▸ **Excerpted records**:
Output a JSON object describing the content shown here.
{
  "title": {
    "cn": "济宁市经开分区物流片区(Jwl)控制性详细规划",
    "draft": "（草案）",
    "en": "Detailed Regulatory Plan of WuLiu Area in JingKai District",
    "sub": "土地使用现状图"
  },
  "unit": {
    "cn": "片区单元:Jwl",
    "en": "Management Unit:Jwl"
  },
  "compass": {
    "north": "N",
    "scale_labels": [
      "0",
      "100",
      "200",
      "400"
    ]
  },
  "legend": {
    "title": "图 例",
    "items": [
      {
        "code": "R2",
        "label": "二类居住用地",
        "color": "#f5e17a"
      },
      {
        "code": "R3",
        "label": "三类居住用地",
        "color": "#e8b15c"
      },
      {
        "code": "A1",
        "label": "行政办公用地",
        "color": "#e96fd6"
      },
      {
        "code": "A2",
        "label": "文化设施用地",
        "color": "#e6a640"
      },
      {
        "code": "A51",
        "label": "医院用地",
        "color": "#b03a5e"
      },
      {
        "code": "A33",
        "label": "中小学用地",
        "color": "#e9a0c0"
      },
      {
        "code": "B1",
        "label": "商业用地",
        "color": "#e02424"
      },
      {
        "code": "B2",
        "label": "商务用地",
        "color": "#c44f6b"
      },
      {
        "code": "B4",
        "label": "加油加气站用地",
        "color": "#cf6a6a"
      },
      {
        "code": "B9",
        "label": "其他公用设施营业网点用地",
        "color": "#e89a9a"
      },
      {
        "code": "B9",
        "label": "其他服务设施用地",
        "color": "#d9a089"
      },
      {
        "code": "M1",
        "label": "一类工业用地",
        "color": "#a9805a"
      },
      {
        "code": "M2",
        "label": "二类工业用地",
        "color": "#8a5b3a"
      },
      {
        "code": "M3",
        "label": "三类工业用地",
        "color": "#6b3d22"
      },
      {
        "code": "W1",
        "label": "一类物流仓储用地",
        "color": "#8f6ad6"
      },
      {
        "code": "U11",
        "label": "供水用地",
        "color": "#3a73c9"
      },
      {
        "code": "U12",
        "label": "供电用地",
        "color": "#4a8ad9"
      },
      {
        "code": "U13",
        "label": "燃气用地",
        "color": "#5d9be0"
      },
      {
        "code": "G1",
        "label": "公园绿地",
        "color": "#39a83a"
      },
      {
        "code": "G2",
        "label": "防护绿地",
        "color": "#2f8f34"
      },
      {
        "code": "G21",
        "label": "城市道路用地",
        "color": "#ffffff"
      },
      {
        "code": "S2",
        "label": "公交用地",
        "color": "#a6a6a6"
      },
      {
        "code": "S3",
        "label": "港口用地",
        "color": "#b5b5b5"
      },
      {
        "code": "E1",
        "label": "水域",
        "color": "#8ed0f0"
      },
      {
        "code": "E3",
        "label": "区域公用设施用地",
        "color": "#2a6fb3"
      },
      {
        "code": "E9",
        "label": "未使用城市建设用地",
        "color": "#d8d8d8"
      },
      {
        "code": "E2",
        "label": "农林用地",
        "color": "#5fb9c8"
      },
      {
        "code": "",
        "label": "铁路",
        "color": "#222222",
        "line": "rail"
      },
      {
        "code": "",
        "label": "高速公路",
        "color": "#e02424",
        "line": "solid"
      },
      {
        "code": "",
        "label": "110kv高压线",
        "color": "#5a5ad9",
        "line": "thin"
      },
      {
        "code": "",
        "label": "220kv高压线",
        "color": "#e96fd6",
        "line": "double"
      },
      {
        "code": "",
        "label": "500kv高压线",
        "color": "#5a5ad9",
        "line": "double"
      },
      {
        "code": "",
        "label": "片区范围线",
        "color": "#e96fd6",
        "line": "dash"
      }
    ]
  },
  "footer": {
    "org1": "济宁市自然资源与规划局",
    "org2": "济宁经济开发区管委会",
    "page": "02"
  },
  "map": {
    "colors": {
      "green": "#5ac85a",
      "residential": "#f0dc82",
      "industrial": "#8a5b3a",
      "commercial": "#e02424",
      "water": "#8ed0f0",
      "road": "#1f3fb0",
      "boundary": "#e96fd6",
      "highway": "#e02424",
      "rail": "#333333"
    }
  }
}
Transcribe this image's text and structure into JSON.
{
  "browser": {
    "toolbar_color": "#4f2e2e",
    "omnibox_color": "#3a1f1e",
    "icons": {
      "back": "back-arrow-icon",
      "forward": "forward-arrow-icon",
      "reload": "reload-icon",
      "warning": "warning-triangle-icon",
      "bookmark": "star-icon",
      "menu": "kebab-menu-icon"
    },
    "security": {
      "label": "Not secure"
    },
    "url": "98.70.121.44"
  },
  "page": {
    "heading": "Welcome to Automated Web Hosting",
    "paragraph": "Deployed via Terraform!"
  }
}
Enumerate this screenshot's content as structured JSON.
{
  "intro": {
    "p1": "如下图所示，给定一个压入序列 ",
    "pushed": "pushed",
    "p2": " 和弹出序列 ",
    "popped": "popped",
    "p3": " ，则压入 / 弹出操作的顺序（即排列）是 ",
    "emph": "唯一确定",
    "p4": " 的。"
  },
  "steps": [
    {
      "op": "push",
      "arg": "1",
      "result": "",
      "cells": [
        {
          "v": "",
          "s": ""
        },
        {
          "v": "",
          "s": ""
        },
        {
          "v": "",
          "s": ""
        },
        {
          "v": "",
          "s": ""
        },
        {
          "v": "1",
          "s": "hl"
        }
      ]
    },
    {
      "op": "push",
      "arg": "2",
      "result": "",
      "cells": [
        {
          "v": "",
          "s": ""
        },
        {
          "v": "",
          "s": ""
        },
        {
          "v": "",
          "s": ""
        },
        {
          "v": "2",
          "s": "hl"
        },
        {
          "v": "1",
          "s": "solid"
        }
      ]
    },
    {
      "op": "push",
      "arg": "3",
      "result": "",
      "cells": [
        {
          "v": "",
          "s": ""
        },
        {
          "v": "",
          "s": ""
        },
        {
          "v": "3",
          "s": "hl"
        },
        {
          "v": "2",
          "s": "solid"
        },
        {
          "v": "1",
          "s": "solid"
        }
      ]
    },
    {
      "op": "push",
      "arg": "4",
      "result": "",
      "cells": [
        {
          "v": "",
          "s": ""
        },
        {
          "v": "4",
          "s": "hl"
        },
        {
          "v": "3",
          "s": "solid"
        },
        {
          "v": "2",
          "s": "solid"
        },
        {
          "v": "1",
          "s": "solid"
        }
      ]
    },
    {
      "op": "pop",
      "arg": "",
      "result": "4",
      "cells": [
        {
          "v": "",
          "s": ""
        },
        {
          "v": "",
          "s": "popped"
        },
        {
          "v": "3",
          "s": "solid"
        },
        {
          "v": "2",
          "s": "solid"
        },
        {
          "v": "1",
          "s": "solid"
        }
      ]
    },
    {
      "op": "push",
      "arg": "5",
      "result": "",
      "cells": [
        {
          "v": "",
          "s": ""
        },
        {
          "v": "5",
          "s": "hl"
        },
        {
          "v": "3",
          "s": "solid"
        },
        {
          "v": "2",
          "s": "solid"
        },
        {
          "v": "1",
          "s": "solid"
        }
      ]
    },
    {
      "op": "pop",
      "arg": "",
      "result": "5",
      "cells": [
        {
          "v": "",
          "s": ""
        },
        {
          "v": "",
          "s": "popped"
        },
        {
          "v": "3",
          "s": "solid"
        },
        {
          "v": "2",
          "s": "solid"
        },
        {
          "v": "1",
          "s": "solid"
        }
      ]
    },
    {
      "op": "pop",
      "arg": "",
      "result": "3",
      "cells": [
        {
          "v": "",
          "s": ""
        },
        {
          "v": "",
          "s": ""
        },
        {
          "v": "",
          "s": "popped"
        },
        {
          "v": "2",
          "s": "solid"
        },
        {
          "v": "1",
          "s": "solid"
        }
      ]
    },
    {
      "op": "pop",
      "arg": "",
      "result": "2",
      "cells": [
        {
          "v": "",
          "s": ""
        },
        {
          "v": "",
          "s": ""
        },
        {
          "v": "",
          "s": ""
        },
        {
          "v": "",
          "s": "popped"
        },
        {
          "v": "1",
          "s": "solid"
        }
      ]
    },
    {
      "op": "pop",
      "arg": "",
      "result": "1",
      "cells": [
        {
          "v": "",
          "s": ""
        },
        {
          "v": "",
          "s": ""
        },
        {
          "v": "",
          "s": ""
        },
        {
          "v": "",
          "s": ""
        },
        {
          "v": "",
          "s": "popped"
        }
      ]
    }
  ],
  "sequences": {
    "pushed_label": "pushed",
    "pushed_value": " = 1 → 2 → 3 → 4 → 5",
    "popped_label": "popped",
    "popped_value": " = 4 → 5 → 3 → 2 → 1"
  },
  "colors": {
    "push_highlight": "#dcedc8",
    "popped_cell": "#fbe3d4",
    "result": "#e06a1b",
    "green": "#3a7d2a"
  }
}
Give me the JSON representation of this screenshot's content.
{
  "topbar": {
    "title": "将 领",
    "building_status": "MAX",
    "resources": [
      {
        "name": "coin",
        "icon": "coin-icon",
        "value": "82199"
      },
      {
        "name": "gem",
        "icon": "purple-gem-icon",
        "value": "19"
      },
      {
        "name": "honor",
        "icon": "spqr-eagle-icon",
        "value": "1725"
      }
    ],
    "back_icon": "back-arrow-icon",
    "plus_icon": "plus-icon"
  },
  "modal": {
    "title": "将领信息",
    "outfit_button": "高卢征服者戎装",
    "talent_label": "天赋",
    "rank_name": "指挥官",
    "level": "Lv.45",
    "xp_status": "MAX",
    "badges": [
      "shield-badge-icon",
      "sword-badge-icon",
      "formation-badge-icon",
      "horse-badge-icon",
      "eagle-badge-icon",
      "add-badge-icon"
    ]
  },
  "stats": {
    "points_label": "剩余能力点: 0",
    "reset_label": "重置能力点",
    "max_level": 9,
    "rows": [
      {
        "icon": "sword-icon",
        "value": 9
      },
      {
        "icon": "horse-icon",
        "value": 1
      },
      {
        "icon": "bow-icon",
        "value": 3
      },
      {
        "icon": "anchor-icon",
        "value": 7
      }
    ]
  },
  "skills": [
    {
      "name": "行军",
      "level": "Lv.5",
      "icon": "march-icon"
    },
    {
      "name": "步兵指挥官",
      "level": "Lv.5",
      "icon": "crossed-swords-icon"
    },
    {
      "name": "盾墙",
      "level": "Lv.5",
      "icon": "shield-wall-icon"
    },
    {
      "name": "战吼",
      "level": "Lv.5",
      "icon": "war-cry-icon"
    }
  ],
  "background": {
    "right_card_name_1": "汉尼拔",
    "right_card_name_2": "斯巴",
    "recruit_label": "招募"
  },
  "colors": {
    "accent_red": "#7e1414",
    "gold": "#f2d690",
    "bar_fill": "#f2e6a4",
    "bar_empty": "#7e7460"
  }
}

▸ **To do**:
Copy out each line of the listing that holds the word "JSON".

▸ **Solved problem**:
Output a JSON object describing the content shown here.
Transcribe this image's text and structure into JSON.
Enumerate this screenshot's content as structured JSON.
Give me the JSON representation of this screenshot's content.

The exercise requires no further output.